New Jersey is a small state with almost 4.3 million workers, many of whom have long, congested commutes to and from their jobs each day.
There are many reasons for the state’s rush-hour traffic jams, including densely populated urban areas; suburban bedroom communities with lower-cost housing but few jobs; and an overtaxed road and transit network.
The latest statistics from the U.S. Census Bureau’s American Community Survey help paint a portrait of New Jersey’s commuters. Here’s a snapshot for 2015:
1. The typical worker is 44.1 years old.
Close to two-thirds of public-transportation users were age 44 and under, while just over half of those who drove alone were age 45 and older.
2. More than seven in 10 workers drive alone to their jobs.
That puts 3.1 million cars on the state’s roads every weekday. Still, it’s lower than the national average of 76.6 percent driving alone to work.
3. Almost 500,000 New Jerseyans commute via public transit.
That’s 11.6 percent of the workforce, more than double the national average of 5.2 percent.
4. The median earnings for all workers totaled $42,161.
Those using buses, trains, and other public transportation had much higher earnings — $51,823.
5. Fewer than one in 10 New Jerseyans had a daily commute of less than 10 minutes.
Nationally, 12.6 percent of workers spend less than 10 minutes a day commuting.
6. The average New Jersey worker commutes 31.3 minutes each day.
That works out to about five minutes longer than the national average.
7. More than 15 percent of New Jerseyans,
or about 625,000 people, spend an hour or more getting to and from work. That compares with just 9 percent of workers across the country who have long commutes.

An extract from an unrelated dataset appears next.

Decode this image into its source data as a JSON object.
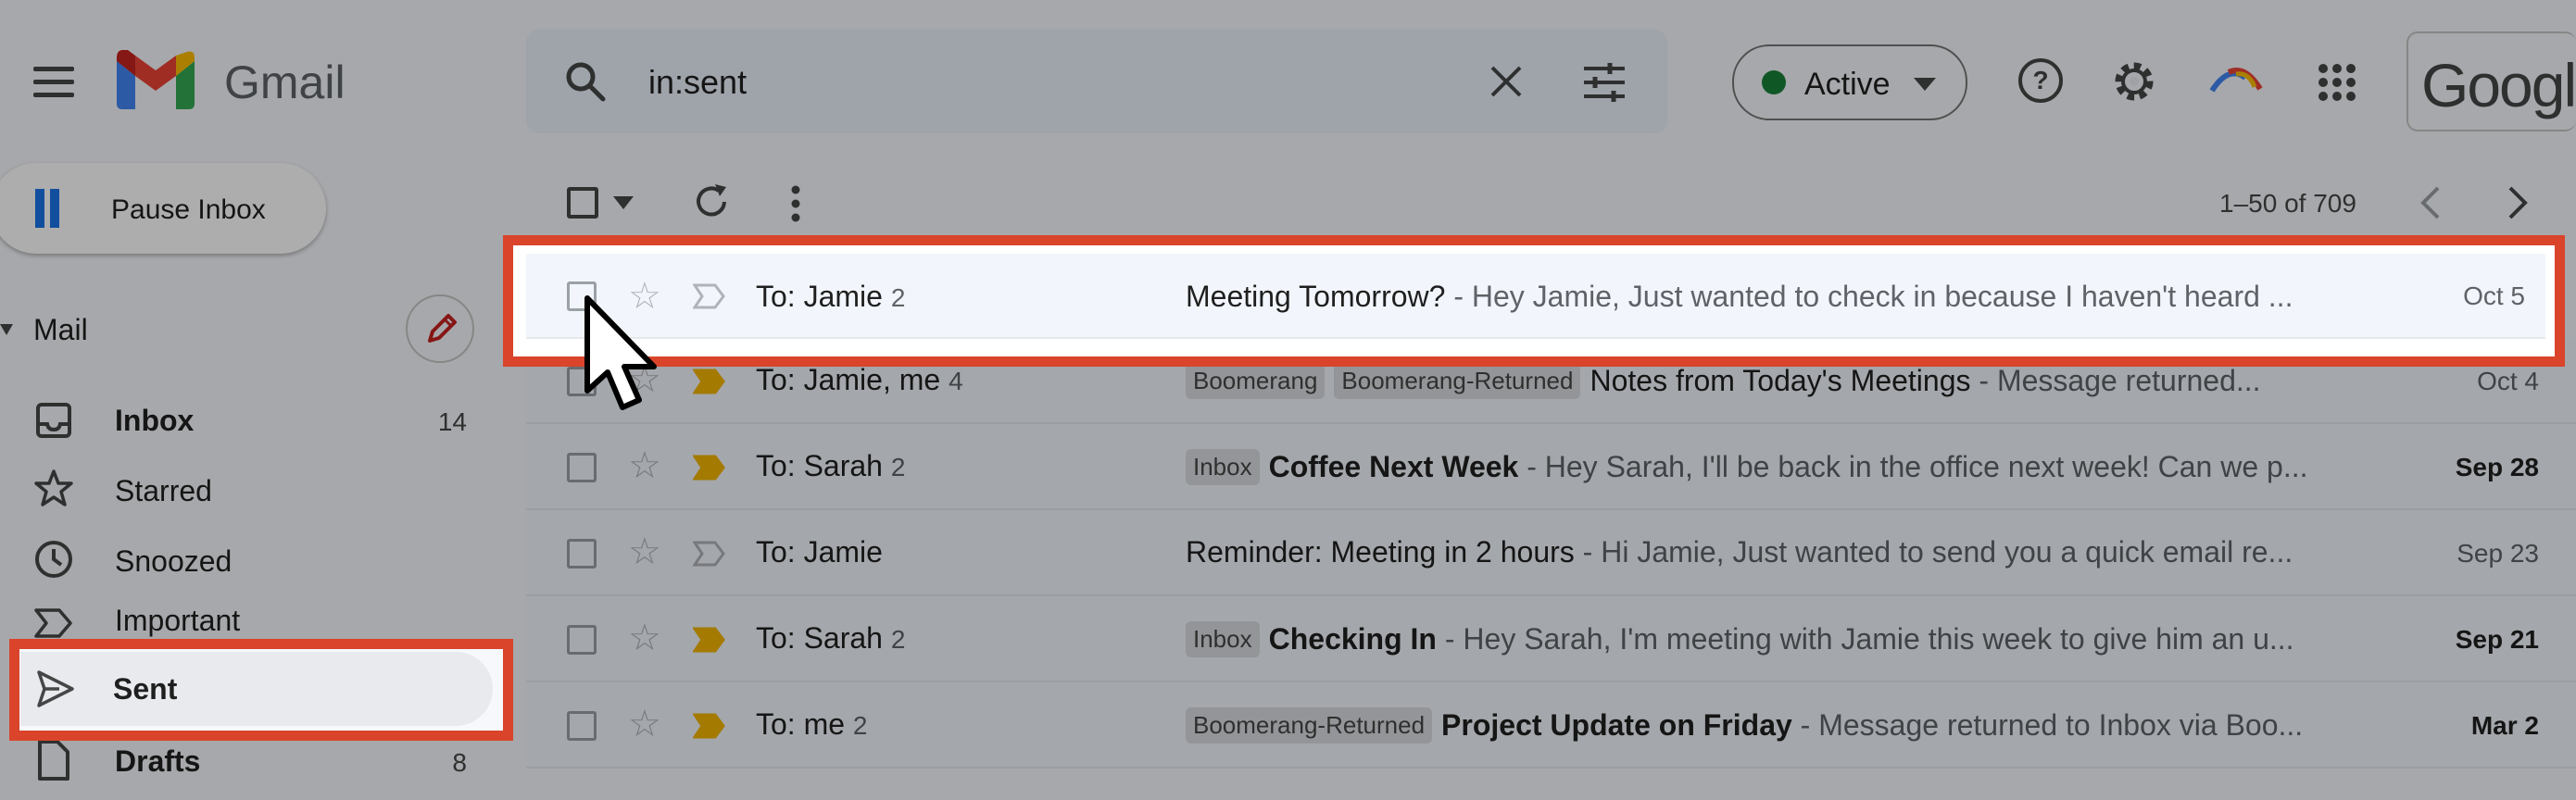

8. Less than a third of New Jerseyans live and work in the same town,
as defined by the census. Nationally, almost four in 10 people work in the same place where they live.
9. Slightly more than half of Garden State commuters
work in the same county they live in. The national average is close to three-quarters.
10. With so many New Jerseyans close to New York and Pennsylvania,
nearly 14 percent of all workers have jobs out of state. That’s the fifth highest of all the states. The national average is less than 4 percent.